## PROBLEM REQUIREMENTS
Look through the entries below. Say how many lines include "thumb", with nothing added.

[Element data from apps and pages]
-- -- --

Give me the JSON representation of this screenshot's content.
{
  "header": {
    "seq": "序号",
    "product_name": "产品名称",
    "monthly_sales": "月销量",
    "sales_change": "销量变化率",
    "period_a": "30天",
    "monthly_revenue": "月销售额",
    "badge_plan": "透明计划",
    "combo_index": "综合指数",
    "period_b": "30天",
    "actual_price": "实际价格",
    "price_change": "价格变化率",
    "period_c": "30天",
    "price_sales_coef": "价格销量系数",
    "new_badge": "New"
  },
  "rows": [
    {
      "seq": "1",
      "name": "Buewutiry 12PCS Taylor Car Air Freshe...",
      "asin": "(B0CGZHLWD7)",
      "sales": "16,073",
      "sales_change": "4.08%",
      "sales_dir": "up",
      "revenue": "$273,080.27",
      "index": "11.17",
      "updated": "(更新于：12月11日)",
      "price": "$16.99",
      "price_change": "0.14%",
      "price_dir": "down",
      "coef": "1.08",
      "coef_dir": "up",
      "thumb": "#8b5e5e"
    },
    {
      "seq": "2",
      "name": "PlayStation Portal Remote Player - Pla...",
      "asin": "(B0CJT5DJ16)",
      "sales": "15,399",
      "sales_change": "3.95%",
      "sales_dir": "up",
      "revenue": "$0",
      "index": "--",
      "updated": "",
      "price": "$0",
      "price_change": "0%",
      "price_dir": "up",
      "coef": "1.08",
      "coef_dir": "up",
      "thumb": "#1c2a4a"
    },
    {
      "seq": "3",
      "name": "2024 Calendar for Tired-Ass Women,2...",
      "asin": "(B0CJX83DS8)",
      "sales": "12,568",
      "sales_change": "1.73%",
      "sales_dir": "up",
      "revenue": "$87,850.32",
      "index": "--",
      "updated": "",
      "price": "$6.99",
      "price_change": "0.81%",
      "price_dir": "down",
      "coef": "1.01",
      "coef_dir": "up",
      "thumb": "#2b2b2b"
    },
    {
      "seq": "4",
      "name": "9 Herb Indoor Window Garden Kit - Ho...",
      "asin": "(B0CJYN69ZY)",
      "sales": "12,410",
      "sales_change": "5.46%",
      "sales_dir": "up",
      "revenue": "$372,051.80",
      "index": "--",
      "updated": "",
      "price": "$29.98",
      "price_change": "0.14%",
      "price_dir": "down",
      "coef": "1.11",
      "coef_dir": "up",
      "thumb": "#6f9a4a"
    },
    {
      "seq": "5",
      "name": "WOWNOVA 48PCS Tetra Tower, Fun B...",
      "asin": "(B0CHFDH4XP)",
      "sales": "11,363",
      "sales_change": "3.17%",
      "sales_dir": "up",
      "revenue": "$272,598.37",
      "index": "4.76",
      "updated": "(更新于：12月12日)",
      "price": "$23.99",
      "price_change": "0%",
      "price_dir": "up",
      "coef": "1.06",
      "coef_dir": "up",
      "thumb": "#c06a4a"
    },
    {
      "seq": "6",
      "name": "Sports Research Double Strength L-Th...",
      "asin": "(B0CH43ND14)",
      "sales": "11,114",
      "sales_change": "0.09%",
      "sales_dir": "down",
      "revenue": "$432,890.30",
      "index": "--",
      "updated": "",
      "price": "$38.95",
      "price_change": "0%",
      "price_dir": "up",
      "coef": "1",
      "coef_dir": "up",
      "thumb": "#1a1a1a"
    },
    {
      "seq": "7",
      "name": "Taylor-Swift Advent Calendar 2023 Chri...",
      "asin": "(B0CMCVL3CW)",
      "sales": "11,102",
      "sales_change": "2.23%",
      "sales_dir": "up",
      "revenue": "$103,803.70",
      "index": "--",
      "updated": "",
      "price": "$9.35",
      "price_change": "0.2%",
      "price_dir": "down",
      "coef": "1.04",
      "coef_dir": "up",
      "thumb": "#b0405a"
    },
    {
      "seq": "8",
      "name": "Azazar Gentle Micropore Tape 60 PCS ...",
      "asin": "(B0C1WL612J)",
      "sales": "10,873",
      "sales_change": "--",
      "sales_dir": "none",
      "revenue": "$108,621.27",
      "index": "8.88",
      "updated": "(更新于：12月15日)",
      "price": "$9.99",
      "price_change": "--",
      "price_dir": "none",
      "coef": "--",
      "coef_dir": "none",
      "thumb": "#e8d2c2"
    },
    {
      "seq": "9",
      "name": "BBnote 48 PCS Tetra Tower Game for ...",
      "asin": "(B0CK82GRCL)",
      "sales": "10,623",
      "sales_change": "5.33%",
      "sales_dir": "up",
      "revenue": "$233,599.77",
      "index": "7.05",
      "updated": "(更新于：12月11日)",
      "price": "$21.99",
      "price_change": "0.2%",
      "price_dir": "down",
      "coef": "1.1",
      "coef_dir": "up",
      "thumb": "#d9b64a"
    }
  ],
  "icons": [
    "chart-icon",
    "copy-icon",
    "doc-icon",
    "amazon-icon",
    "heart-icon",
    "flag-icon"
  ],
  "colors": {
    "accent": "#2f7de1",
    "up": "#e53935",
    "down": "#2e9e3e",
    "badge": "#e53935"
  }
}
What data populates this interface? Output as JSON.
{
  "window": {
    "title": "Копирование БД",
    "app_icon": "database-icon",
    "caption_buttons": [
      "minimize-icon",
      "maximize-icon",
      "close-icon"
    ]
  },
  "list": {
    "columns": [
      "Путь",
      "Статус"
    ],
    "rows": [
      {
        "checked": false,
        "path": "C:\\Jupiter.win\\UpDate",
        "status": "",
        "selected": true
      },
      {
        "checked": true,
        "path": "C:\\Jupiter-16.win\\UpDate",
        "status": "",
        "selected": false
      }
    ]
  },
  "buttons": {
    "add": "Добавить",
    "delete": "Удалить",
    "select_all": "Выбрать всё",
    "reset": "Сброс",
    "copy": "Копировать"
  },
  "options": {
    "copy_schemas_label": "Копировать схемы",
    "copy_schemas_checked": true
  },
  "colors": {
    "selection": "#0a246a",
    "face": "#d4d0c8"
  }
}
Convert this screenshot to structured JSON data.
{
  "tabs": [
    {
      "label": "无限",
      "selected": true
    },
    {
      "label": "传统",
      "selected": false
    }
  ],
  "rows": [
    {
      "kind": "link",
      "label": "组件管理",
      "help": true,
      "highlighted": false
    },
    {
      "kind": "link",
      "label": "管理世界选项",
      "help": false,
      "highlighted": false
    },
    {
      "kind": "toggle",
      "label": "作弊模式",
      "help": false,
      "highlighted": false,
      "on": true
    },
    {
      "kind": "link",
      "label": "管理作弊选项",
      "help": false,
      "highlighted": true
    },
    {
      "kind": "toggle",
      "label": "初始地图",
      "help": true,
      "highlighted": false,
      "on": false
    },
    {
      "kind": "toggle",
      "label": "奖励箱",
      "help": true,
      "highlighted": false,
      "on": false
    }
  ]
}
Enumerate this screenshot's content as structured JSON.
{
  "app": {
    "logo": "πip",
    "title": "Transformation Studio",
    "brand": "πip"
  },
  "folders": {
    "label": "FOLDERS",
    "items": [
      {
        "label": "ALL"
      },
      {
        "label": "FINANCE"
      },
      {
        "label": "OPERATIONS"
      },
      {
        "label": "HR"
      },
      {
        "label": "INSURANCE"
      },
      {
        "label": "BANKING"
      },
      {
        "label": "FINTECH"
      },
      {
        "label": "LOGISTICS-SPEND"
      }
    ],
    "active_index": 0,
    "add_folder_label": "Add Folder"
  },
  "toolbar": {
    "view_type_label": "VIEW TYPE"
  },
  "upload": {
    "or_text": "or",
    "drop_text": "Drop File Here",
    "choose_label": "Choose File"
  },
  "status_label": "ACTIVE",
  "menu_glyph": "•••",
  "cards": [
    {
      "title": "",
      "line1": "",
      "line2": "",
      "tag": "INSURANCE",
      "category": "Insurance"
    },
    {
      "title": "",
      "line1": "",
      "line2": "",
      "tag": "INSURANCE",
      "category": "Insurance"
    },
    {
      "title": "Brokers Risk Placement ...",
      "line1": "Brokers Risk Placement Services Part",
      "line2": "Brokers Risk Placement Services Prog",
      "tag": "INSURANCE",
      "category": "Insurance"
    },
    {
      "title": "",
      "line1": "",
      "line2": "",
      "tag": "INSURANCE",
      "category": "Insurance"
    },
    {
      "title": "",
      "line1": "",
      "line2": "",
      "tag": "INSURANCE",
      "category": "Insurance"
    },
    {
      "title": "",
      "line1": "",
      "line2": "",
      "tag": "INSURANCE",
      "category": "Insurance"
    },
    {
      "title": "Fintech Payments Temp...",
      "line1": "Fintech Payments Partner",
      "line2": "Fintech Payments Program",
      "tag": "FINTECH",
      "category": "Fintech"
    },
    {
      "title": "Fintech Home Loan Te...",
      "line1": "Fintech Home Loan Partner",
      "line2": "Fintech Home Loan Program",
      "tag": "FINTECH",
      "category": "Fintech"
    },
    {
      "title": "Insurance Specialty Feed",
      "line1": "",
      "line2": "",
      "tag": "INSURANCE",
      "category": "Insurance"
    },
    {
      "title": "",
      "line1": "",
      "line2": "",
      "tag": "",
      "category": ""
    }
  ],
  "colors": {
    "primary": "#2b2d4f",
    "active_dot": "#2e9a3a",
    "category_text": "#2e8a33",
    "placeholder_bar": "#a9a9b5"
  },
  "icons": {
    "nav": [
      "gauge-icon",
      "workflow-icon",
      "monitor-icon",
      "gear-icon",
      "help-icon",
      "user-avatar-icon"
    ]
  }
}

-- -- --

## WRITTEN RESPONSE
9